Skip to Content

Infinite Drug Diversity

New chemical-synthesis methods help researchers build more varied and complex drug candidates.

The genomics revolution has provided innumerable potential targets for new drugs. But many of these disease-causing proteins seem to be “undruggable”: companies can’t find compounds that inhibit them. Into this breach comes Boston startup Infinity Pharmaceuticals, which plans to use new chemical-synthesis methods to build more varied and complex drug candidates than have previously been possible.

Infinity’s technique, pioneered by Harvard University chemist and company cofounder Stuart Schreiber, involves binding simple starting compounds to hosts of small plastic supports. The compounds acquire new chemical groups as they are exposed to a series of carefully chosen solutions; the supports are separated at various steps, producing smaller collections bearing unique chemicals. Such reactions are easier to track than those performed in solution and can yield a wide variety of products.

Infinity’s pedigree is impressive. Richard Klausner, former head of the National Cancer Institute, and Eric Lander, the cofounder of genomics pioneer Millennium Pharmaceuticals, are scientific advisors. Steven Holtzman, Millennium’s longtime chief financial officer, says he left to become president and CEO of Infinity because “I felt that perfecting that biological revolution required a revolution in chemistryAnd I felt this platform had the best chance.”

Infinity is focusing first on drugs for diabetes, inflammation, cancer and bacterial infections. “At the very least, it will be a more diverse set of compounds to test,”says Brent Stockwell, a chemist at the Whitehead Institute for Biomedical Research in Cambridge, MA. “But perhaps they’ll even be better.” That would give drugmakers a cornucopia to rival the biologists’.

Keep Reading

Most Popular

Large language models can do jaw-dropping things. But nobody knows exactly why.

And that's a problem. Figuring it out is one of the biggest scientific puzzles of our time and a crucial step towards controlling more powerful future models.

The problem with plug-in hybrids? Their drivers.

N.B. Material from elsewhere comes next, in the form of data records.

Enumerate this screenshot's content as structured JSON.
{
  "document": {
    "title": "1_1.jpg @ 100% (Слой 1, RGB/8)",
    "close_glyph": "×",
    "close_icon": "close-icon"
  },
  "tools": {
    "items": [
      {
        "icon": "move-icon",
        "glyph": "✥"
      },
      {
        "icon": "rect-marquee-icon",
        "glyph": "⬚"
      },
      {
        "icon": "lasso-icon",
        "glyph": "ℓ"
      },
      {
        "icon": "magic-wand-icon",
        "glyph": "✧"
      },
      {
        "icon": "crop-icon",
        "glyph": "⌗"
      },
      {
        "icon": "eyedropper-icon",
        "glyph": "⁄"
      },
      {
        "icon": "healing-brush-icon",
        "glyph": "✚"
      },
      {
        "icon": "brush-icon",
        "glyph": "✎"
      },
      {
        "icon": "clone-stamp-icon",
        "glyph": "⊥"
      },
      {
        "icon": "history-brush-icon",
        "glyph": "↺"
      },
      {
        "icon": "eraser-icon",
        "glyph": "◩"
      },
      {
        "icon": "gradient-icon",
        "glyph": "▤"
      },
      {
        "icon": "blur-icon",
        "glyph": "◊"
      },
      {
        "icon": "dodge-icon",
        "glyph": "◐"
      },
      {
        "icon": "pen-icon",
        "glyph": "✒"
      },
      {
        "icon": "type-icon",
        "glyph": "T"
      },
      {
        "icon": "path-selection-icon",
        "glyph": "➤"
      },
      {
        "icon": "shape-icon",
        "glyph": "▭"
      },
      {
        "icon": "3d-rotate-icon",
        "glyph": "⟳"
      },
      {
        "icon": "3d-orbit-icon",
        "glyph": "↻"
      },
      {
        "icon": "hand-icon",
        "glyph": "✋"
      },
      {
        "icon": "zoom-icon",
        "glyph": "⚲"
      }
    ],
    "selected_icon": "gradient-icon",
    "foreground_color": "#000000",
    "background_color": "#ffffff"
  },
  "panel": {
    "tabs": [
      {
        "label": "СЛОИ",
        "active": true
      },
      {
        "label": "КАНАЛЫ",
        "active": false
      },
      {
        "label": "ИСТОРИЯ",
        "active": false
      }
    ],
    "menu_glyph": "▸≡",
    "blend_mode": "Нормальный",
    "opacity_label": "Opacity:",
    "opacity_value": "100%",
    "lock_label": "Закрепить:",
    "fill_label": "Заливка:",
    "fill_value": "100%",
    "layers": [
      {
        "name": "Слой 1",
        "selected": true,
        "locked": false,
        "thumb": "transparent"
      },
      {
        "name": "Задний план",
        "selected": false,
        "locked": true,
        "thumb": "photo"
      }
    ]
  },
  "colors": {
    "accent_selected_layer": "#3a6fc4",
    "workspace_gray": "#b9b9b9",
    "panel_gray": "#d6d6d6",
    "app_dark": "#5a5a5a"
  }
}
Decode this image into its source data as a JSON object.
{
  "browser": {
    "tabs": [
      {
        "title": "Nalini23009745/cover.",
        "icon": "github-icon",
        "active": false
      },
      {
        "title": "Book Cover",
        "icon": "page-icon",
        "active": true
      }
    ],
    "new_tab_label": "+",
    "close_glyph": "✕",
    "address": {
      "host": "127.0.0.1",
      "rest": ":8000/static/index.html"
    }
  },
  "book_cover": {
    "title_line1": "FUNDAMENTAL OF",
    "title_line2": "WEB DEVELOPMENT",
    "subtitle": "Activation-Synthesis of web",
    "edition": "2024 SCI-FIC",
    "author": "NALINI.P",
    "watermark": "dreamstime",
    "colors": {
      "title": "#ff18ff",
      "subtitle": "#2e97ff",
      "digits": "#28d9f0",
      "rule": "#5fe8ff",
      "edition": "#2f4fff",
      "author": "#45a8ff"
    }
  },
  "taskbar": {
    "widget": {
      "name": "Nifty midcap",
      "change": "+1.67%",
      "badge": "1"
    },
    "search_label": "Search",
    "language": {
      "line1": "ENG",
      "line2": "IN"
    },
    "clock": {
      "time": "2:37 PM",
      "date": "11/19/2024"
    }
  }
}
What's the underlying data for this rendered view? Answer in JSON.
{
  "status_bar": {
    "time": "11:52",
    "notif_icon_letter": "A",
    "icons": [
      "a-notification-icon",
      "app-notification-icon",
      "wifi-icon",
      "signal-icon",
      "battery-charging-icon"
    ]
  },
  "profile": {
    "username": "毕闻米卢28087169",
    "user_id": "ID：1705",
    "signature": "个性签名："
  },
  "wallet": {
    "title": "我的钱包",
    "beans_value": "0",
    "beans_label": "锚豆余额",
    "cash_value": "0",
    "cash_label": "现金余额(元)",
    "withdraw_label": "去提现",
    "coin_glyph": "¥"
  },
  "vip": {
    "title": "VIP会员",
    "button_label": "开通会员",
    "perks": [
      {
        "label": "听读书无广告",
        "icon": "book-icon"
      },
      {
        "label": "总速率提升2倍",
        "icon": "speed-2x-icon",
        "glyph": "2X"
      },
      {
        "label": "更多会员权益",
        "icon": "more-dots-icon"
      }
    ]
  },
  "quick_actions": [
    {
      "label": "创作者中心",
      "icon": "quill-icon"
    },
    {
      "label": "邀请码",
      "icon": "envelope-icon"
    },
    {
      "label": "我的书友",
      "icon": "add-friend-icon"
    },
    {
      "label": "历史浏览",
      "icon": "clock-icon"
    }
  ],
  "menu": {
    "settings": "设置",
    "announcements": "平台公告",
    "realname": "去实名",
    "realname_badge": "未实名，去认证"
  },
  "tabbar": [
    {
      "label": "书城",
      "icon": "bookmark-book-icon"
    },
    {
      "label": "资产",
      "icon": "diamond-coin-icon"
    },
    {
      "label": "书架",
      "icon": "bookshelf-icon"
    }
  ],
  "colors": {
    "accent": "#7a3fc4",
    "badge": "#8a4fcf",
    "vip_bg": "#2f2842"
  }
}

Plug-in hybrids are often sold as a transition to EVs, but new data from Europe shows we’re still underestimating the emissions they produce.

How scientists traced a mysterious covid case back to six toilets

When wastewater surveillance turns into a hunt for a single infected individual, the ethics get tricky.

Google DeepMind’s new generative model makes Super Mario–like games from scratch

Genie learns how to control games by watching hours and hours of video. It could help train next-gen robots too.

Stay connected

Illustration by Rose Wong

Get the latest updates from
MIT Technology Review

Discover special offers, top stories, upcoming events, and more.

Thank you for submitting your email!

Explore more newsletters

It looks like something went wrong.

We’re having trouble saving your preferences. Try refreshing this page and updating them one more time. If you continue to get this message, reach out to us at customer-service@technologyreview.com with a list of newsletters you’d like to receive.